On a typical day, the Good Bites food truck is parked behind BAD Brewing on Jefferson Street. Good Bites serves as the kitchen for BAD Brewing Company and provides table service to brewery patrons, said Jon Fraser, Good Bites owner.
Fraser said he initially intended to open a restaurant in downtown Mason. He liked Mason as a location and, having recently moved to Mason, he wanted to work closer to home.
Good Bites started as an idea for a sit-down restaurant. When the initial idea wasn’t working out, Fraser said the business plan changed from sit-down to food truck.Fraser said he saw on the city’s website in 2009 that the city did a study to determine how to redevelop the downtown into a commercial area. “One of the big things was restaurants,” Fraser said.
He hopes Good Bites is doing its part for Mason’s redevelopment. “My sincere hope is that we’re helping with the collective impact on Mason in general,” said Fraser. He said he hopes to help Mason grow and to solidify it as a destination and not just a “bedroom community.”
The Good Bites menu changes depending on the day or event and prices can range from about $7 to about $14.
The No Joke Nachos, which Fraser said are a fan-favorite, are $11, according to the menu.
The Pan Fried Mac and Cheese, which sous-chef Jeff VanHorn said is also a fan-favorite, is $9, according to the menu.

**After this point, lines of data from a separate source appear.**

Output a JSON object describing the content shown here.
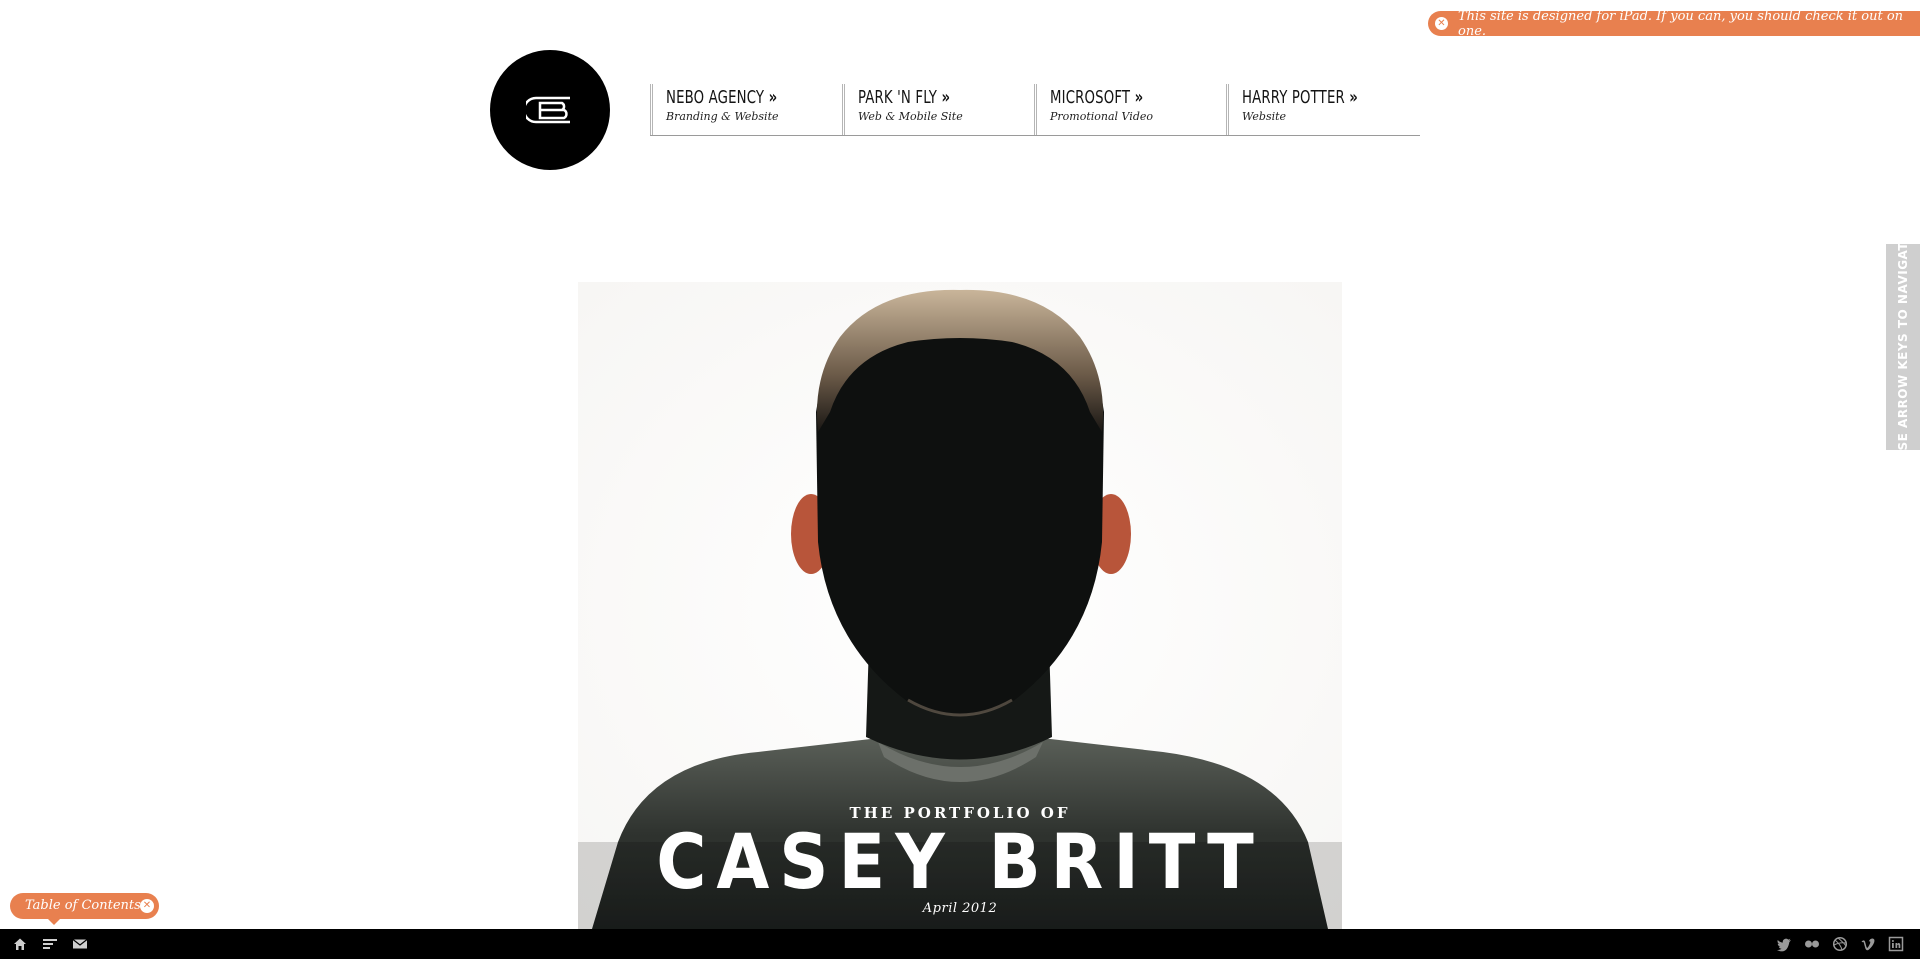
{
  "notice": {
    "text": "This site is designed for iPad. If you can, you should check it out on one.",
    "close_icon": "close-circle-icon"
  },
  "logo": {
    "icon": "cb-monogram-icon"
  },
  "nav": [
    {
      "title": "NEBO AGENCY",
      "arrow": "»",
      "subtitle": "Branding & Website"
    },
    {
      "title": "PARK 'N FLY",
      "arrow": "»",
      "subtitle": "Web & Mobile Site"
    },
    {
      "title": "MICROSOFT",
      "arrow": "»",
      "subtitle": "Promotional Video"
    },
    {
      "title": "HARRY POTTER",
      "arrow": "»",
      "subtitle": "Website"
    }
  ],
  "side_tab": {
    "label": "USE ARROW KEYS TO NAVIGATE"
  },
  "hero": {
    "eyebrow": "THE PORTFOLIO OF",
    "name": "CASEY BRITT",
    "date": "April 2012"
  },
  "toc": {
    "label": "Table of Contents",
    "close_icon": "close-circle-icon"
  },
  "bottom_bar": {
    "left_icons": [
      "home-icon",
      "menu-icon",
      "mail-icon"
    ],
    "right_icons": [
      "twitter-icon",
      "flickr-icon",
      "dribbble-icon",
      "vimeo-icon",
      "linkedin-icon"
    ]
  },
  "colors": {
    "accent": "#e8804f",
    "bar": "#000000",
    "text": "#141414"
  }
}
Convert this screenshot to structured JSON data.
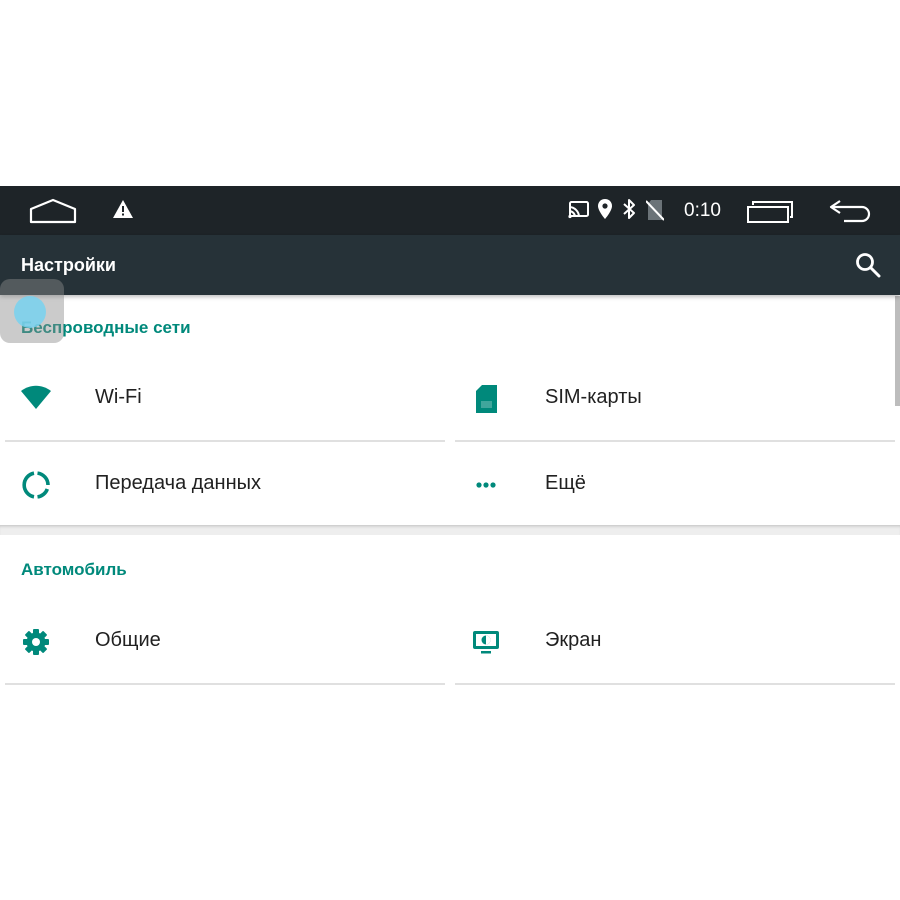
{
  "status_bar": {
    "time": "0:10",
    "left_icons": [
      "home-icon",
      "warning-icon"
    ],
    "right_icons": [
      "cast-icon",
      "location-icon",
      "bluetooth-icon",
      "no-sim-icon",
      "recent-apps-icon",
      "back-icon"
    ]
  },
  "toolbar": {
    "title": "Настройки",
    "search_icon": "search-icon"
  },
  "sections": [
    {
      "header": "Беспроводные сети",
      "tiles": [
        {
          "label": "Wi-Fi",
          "icon": "wifi-icon"
        },
        {
          "label": "SIM-карты",
          "icon": "sim-card-icon"
        },
        {
          "label": "Передача данных",
          "icon": "data-usage-icon"
        },
        {
          "label": "Ещё",
          "icon": "more-icon"
        }
      ]
    },
    {
      "header": "Автомобиль",
      "tiles": [
        {
          "label": "Общие",
          "icon": "settings-icon"
        },
        {
          "label": "Экран",
          "icon": "display-icon"
        }
      ]
    }
  ],
  "colors": {
    "status_bar_bg": "#1e2428",
    "toolbar_bg": "#263238",
    "accent": "#00897b",
    "text": "#212121",
    "divider": "#e0e0e0"
  }
}
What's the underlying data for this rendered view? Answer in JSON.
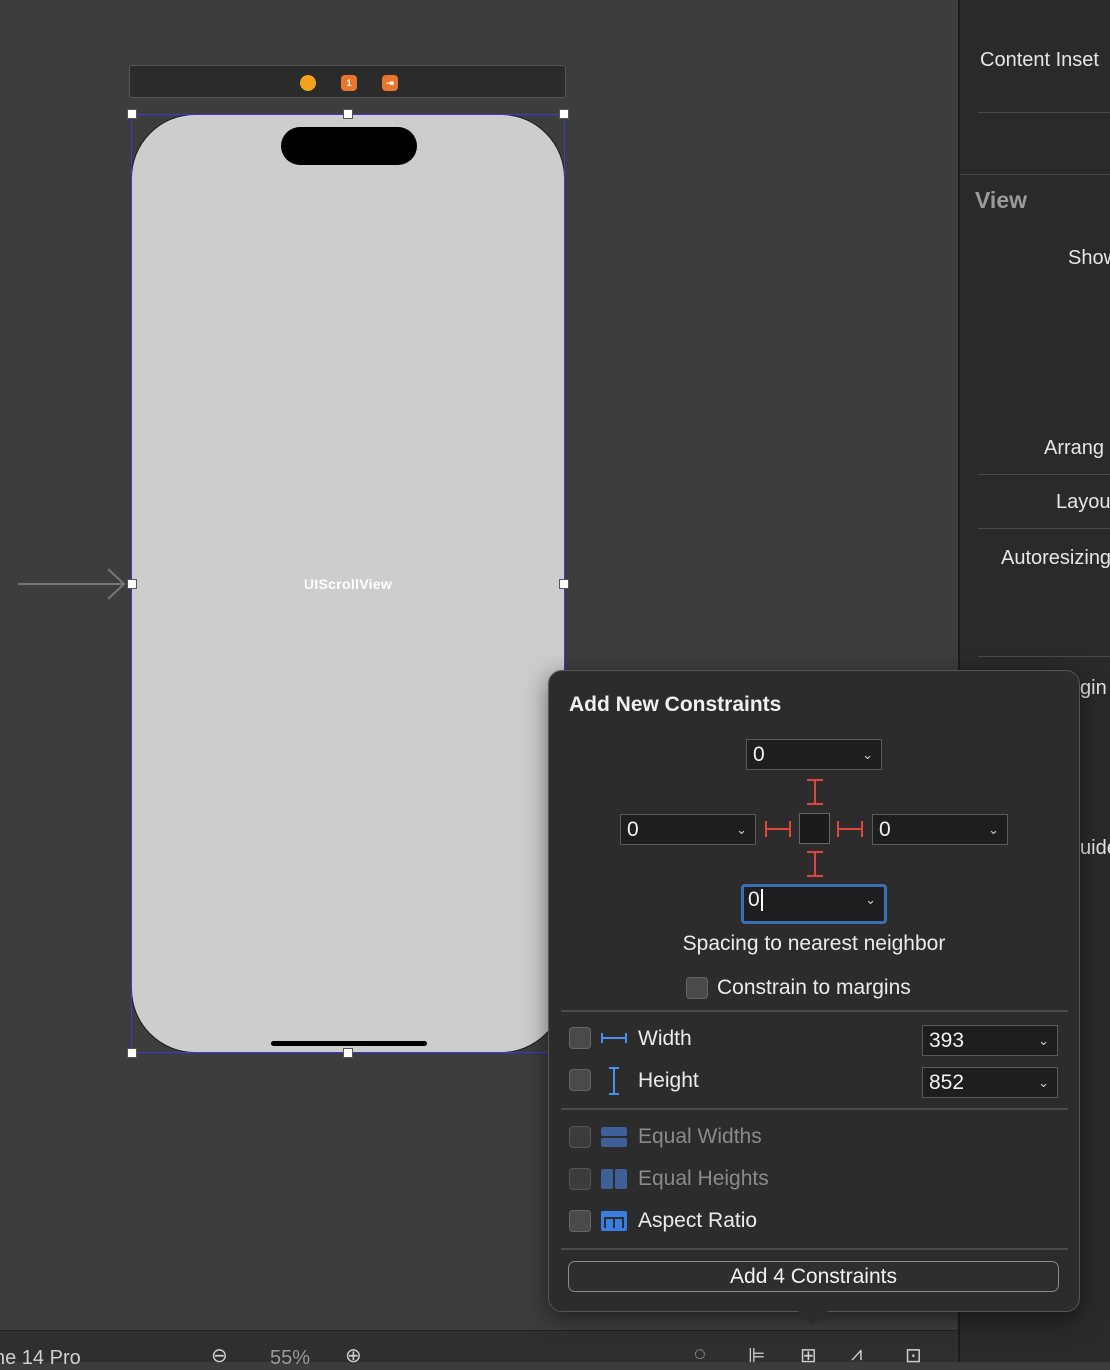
{
  "canvas": {
    "view_label": "UIScrollView"
  },
  "inspector": {
    "content_inset_label": "Content Inset",
    "view_section": "View",
    "show_label": "Show",
    "arrange_label": "Arrang",
    "layout_label": "Layou",
    "autoresizing_label": "Autoresizing",
    "margins_label": "gin",
    "guides_label": "uide"
  },
  "bottom_bar": {
    "device_label": "ne 14 Pro",
    "zoom": "55%"
  },
  "popover": {
    "title": "Add New Constraints",
    "top_value": "0",
    "leading_value": "0",
    "trailing_value": "0",
    "bottom_value": "0",
    "spacing_caption": "Spacing to nearest neighbor",
    "constrain_margins_label": "Constrain to margins",
    "width_label": "Width",
    "width_value": "393",
    "height_label": "Height",
    "height_value": "852",
    "equal_widths_label": "Equal Widths",
    "equal_heights_label": "Equal Heights",
    "aspect_ratio_label": "Aspect Ratio",
    "add_button_label": "Add 4 Constraints"
  },
  "colors": {
    "accent_blue": "#3b6fb3",
    "strut_red": "#e0443a",
    "device_fill": "#cdcdcd"
  }
}
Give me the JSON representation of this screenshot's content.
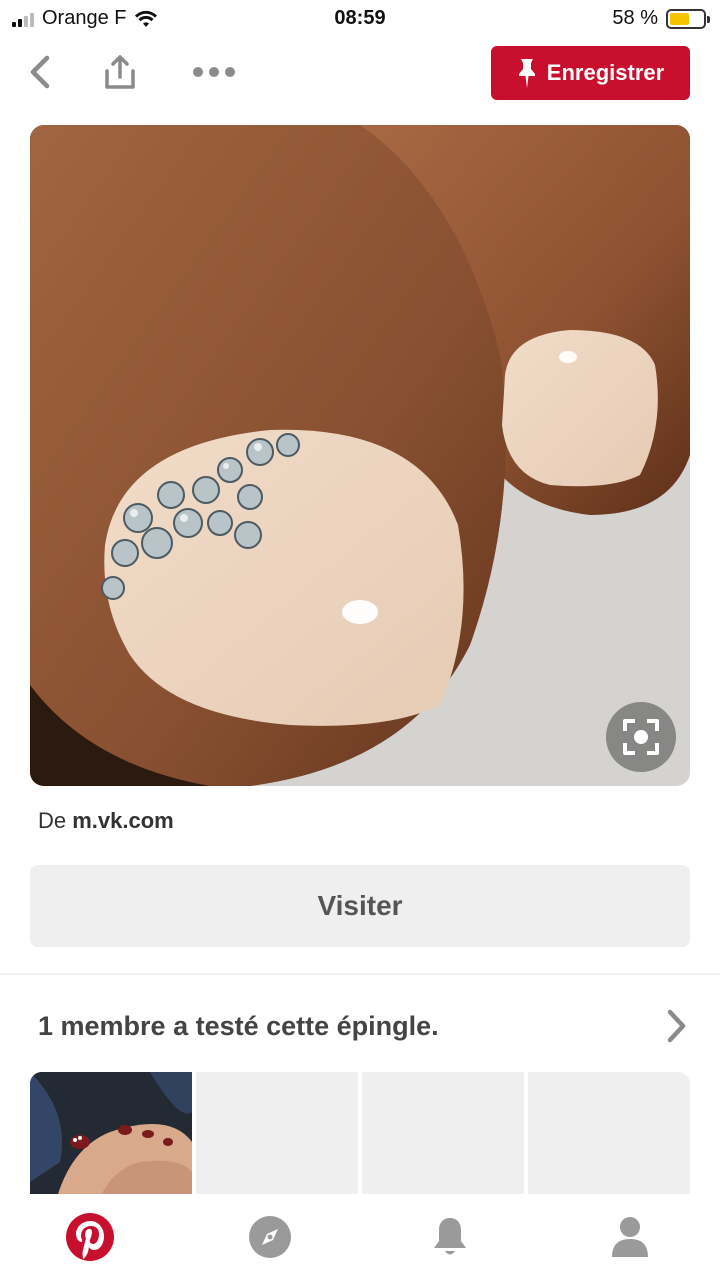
{
  "status_bar": {
    "carrier": "Orange F",
    "time": "08:59",
    "battery": "58 %"
  },
  "toolbar": {
    "save_label": "Enregistrer",
    "back_icon": "chevron-left-icon",
    "share_icon": "share-icon",
    "more_icon": "more-dots-icon"
  },
  "pin": {
    "image_alt": "Nude toenail with rhinestones",
    "lens_icon": "visual-search-icon"
  },
  "source": {
    "prefix": "De",
    "domain": "m.vk.com"
  },
  "visit_label": "Visiter",
  "tried": {
    "title": "1 membre a testé cette épingle."
  },
  "bottom_nav": {
    "items": [
      "pinterest-home-icon",
      "explore-icon",
      "notifications-icon",
      "profile-icon"
    ]
  },
  "colors": {
    "brand_red": "#c8102e",
    "button_gray": "#efefef",
    "battery_yellow": "#f5c400"
  }
}
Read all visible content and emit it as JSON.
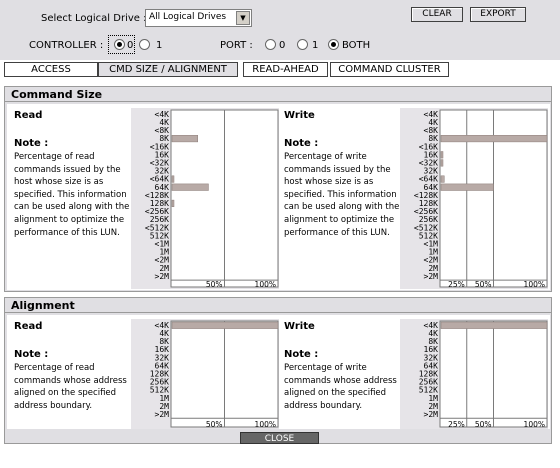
{
  "header": {
    "drive_label": "Select Logical Drive :",
    "drive_value": "All Logical Drives",
    "clear_label": "CLEAR",
    "export_label": "EXPORT",
    "controller_label": "CONTROLLER :",
    "controller_options": [
      "0",
      "1"
    ],
    "controller_selected": "0",
    "port_label": "PORT :",
    "port_options": [
      "0",
      "1",
      "BOTH"
    ],
    "port_selected": "BOTH"
  },
  "tabs": [
    {
      "label": "ACCESS"
    },
    {
      "label": "CMD SIZE / ALIGNMENT"
    },
    {
      "label": "READ-AHEAD"
    },
    {
      "label": "COMMAND CLUSTER"
    }
  ],
  "command_size": {
    "title": "Command Size",
    "read": {
      "heading": "Read",
      "note_title": "Note :",
      "note": "Percentage of read commands issued by the host whose size is as specified. This information can be used along with the alignment to optimize the performance of this LUN."
    },
    "write": {
      "heading": "Write",
      "note_title": "Note :",
      "note": "Percentage of write commands issued by the host whose size is as specified. This information can be used along with the alignment to optimize the performance of this LUN."
    }
  },
  "alignment": {
    "title": "Alignment",
    "read": {
      "heading": "Read",
      "note_title": "Note :",
      "note": "Percentage of read commands whose address aligned on the specified address boundary."
    },
    "write": {
      "heading": "Write",
      "note_title": "Note :",
      "note": "Percentage of write commands whose address aligned on the specified address boundary."
    }
  },
  "close_label": "CLOSE",
  "chart_data": [
    {
      "id": "cmd-read",
      "type": "bar",
      "orientation": "horizontal",
      "categories": [
        "<4K",
        "4K",
        "<8K",
        "8K",
        "<16K",
        "16K",
        "<32K",
        "32K",
        "<64K",
        "64K",
        "<128K",
        "128K",
        "<256K",
        "256K",
        "<512K",
        "512K",
        "<1M",
        "1M",
        "<2M",
        "2M",
        ">2M"
      ],
      "values": [
        0,
        0,
        0,
        25,
        0,
        0,
        0,
        0,
        1,
        35,
        0,
        1,
        0,
        0,
        0,
        0,
        0,
        0,
        0,
        0,
        0
      ],
      "xticks": [
        "50%",
        "100%"
      ],
      "xlim": [
        0,
        100
      ],
      "bar_color": "#b8aaa6"
    },
    {
      "id": "cmd-write",
      "type": "bar",
      "orientation": "horizontal",
      "categories": [
        "<4K",
        "4K",
        "<8K",
        "8K",
        "<16K",
        "16K",
        "<32K",
        "32K",
        "<64K",
        "64K",
        "<128K",
        "128K",
        "<256K",
        "256K",
        "<512K",
        "512K",
        "<1M",
        "1M",
        "<2M",
        "2M",
        ">2M"
      ],
      "values": [
        0,
        0,
        0,
        100,
        0,
        1,
        2,
        0,
        4,
        50,
        0,
        0,
        0,
        0,
        0,
        0,
        0,
        0,
        0,
        0,
        0
      ],
      "xticks": [
        "25%",
        "50%",
        "100%"
      ],
      "xlim": [
        0,
        100
      ],
      "bar_color": "#b8aaa6"
    },
    {
      "id": "align-read",
      "type": "bar",
      "orientation": "horizontal",
      "categories": [
        "<4K",
        "4K",
        "8K",
        "16K",
        "32K",
        "64K",
        "128K",
        "256K",
        "512K",
        "1M",
        "2M",
        ">2M"
      ],
      "values": [
        100,
        0,
        0,
        0,
        0,
        0,
        0,
        0,
        0,
        0,
        0,
        0
      ],
      "xticks": [
        "50%",
        "100%"
      ],
      "xlim": [
        0,
        100
      ],
      "bar_color": "#b8aaa6"
    },
    {
      "id": "align-write",
      "type": "bar",
      "orientation": "horizontal",
      "categories": [
        "<4K",
        "4K",
        "8K",
        "16K",
        "32K",
        "64K",
        "128K",
        "256K",
        "512K",
        "1M",
        "2M",
        ">2M"
      ],
      "values": [
        100,
        0,
        0,
        0,
        0,
        0,
        0,
        0,
        0,
        0,
        0,
        0
      ],
      "xticks": [
        "25%",
        "50%",
        "100%"
      ],
      "xlim": [
        0,
        100
      ],
      "bar_color": "#b8aaa6"
    }
  ]
}
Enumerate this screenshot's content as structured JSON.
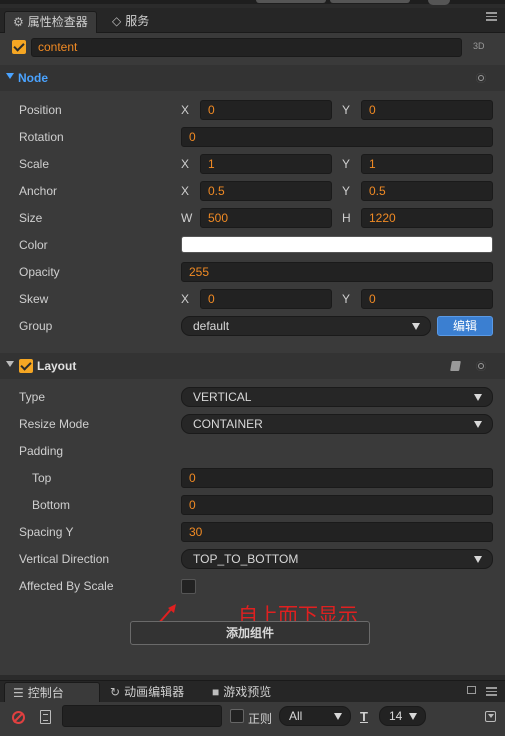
{
  "tabs": {
    "inspector": "属性检查器",
    "services": "服务"
  },
  "node": {
    "name": "content",
    "mode_3d": "3D"
  },
  "node_section": {
    "title": "Node",
    "position": {
      "label": "Position",
      "x": "0",
      "y": "0"
    },
    "rotation": {
      "label": "Rotation",
      "value": "0"
    },
    "scale": {
      "label": "Scale",
      "x": "1",
      "y": "1"
    },
    "anchor": {
      "label": "Anchor",
      "x": "0.5",
      "y": "0.5"
    },
    "size": {
      "label": "Size",
      "w": "500",
      "h": "1220"
    },
    "color": {
      "label": "Color",
      "value": "#ffffff"
    },
    "opacity": {
      "label": "Opacity",
      "value": "255"
    },
    "skew": {
      "label": "Skew",
      "x": "0",
      "y": "0"
    },
    "group": {
      "label": "Group",
      "value": "default",
      "edit_label": "编辑"
    },
    "axis_x": "X",
    "axis_y": "Y",
    "axis_w": "W",
    "axis_h": "H"
  },
  "layout_section": {
    "title": "Layout",
    "type": {
      "label": "Type",
      "value": "VERTICAL"
    },
    "resize_mode": {
      "label": "Resize Mode",
      "value": "CONTAINER"
    },
    "padding": {
      "label": "Padding"
    },
    "top": {
      "label": "Top",
      "value": "0"
    },
    "bottom": {
      "label": "Bottom",
      "value": "0"
    },
    "spacing_y": {
      "label": "Spacing Y",
      "value": "30"
    },
    "vertical_direction": {
      "label": "Vertical Direction",
      "value": "TOP_TO_BOTTOM"
    },
    "affected_by_scale": {
      "label": "Affected By Scale",
      "checked": false
    }
  },
  "annotation": "自上而下显示",
  "add_component_label": "添加组件",
  "bottom_tabs": {
    "console": "控制台",
    "animation": "动画编辑器",
    "preview": "游戏预览"
  },
  "console_toolbar": {
    "search_value": "",
    "regex_label": "正则",
    "level_value": "All",
    "font_size_value": "14"
  },
  "colors": {
    "accent_orange": "#f08a24",
    "accent_blue": "#4aa3ff",
    "annotation_red": "#e02020",
    "edit_button_blue": "#3b7fd1"
  }
}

Something like the Smoked Steelhead Trout Cakes are $13.25. The Cherrywood Smoked Wings, sometimes on the brunch menu, are $10.
The menu features items like: Fresh date compote, whipped cardamom ricotta cream, burnt shallot sauerkraut, bourbon barrel aged maple syrup, bleu cheese aioli, five cheese mornay with Michigan pinconning, garlic basil marinara, sesame garlic kaiser rolls, local lettuce greens and fresh tortilla chips.
Prior to Good Bites, he was the executive chef at the Walnut Hills Country Club in East Lansing, he said.
VanHorn knows pairing quality, local ingredients with passion makes a difference in the product they present customers. “We don’t believe in cutting corners and if we can make anything ourselves, we will,” said VanHorn. It’s more expensive and costs us more money, but it makes a better product.
Even down to the condiments–they make their own ketchup and sour cream, VanHorn said.
VanHorn said he left the restaurant Red Haven to come help Fraser take on Good Bites. The two met while working at the Walnut Hills Country Club, in East Lansing.
Working 12 to 16 hours a day, “You don’t do this to make a lot of money,” VanHorn said.
You do it because you really care about it, he said.
VanHorn said what he enjoys about being a chef at Good Bites is “having creative freedom and getting to do what I love for a living.”
This passion and quality is growing Good Bites in the community. Fraser said they’ve had to find more storage space to accommodate growing demand.
It’s also bringing in customers from Mason and beyond, satisfying his desire to make Mason a destination.
Jason Dollman-Jersey, dubbed a “regular” by Fraser, lives about five miles outside Mason. He said he makes a point of coming to Good Bites at least once a week.
He comes to support business, for the good food and to talk to “the nice folks at the truck,” he said.